Some were Christian funerals, others were Muslim. But all of them were foreigners, all of them were boat people, all of them were dark-skinned, and to Morrison that made them all fair game. Unable to tell the difference between the Coalition mantra of "we will stop the boats" and his emerging position that "we will vindictively pursue boat people suffering tragedy" he went on radio.

As the survivors were gathering to mourn their dead, Morrison said that with the government paying for the 22 air fares, "I don't think it is reasonable. The government had the option of having these services on Christmas Island. If relatives of those who were involved wanted to go to Christmas Island, like any other Australian who wanted to attend a funeral service in another part of the country, they would have made their own arrangements to be there."
All of them were dark-skinned, and to Morrison that made them all fair game
Again, for Morrison it's just a tricky game of politics and clever lines. A former director of the NSW Liberal Party, he inhabits a world where consequences for himself and his political party are all that matter. There is no other reality. He didn't care about the boat people, and - being as charitable to him as possible - he mightn't even have stopped to think about the consequences.

And again, there is a national interest at stake. Forty-four per cent of Australians were born overseas or have at least one parent who was born overseas. Australia is an immigrant society. Australia is a multicultural country. That is a simple fact. To foment ethnic, racial or religious frictions or resentments is deeply harmful to the national interest.

Kevin Dunn, professor of geography and urban studies at the University of Western Sydney, who next week is to publish a study on racism in Australia, says: "Research has shown convincingly that geopolitical events, political events and political statements don't affect Australian attitudes on race very quickly, but they do affect behaviour. People with a grudge feel more empowered to act on it." Racist abuse and discrimination follow. So again, Morrison was toying with a deep national interest, but this time, his remarks could carry real force. The Reserve Bank governor knows his business and ignores Morrison, but the vindictive and the vicious may feel emboldened to act on their hurtful urges. Who does this help?....

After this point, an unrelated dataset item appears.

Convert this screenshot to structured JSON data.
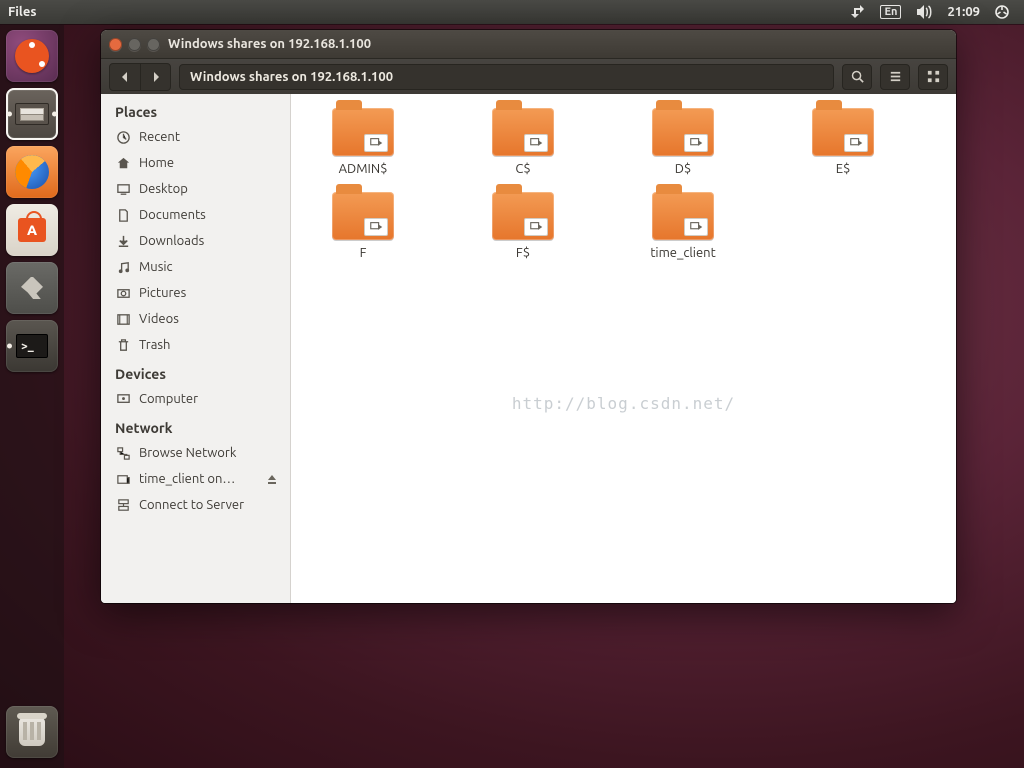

Morrison next day conceded that his timing was insensitive, but didn't retract his complaint. He denied that he had been influenced by One Nation, even though One Nation had been busily emailing and lobbying politicians on the matter.
[my yellow highlighting]